§ **YOUR ASSIGNMENT**: Read the lines below. Copy out any that hold the string "money".

§ **SOURCE MATERIAL**:
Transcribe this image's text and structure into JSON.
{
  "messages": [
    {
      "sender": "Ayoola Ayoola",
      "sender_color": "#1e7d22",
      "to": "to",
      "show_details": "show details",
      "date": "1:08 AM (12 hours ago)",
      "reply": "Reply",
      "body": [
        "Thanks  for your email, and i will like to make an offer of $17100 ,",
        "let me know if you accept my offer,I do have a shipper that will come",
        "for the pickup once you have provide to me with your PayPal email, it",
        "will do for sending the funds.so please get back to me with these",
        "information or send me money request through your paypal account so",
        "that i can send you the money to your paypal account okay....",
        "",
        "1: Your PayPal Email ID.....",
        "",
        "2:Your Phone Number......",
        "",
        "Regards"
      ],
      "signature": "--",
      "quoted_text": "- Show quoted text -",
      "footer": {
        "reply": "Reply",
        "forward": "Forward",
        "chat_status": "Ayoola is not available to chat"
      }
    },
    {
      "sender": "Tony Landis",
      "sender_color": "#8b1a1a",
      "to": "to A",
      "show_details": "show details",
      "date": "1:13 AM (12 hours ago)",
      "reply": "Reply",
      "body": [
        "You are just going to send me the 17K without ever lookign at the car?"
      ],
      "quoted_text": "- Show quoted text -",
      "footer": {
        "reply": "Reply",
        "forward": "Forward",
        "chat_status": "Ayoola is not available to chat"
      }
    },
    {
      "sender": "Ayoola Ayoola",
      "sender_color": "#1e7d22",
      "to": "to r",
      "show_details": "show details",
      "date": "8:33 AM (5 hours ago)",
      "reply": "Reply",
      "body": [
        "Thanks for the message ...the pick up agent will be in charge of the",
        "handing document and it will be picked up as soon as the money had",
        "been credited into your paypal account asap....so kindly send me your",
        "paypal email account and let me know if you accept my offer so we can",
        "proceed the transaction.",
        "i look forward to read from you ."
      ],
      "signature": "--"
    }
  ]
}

§ **ANSWER SPACE**:
        "information or send me money request through your paypal account so",
        "that i can send you the money to your paypal account okay....",
        "handing document and it will be picked up as soon as the money had",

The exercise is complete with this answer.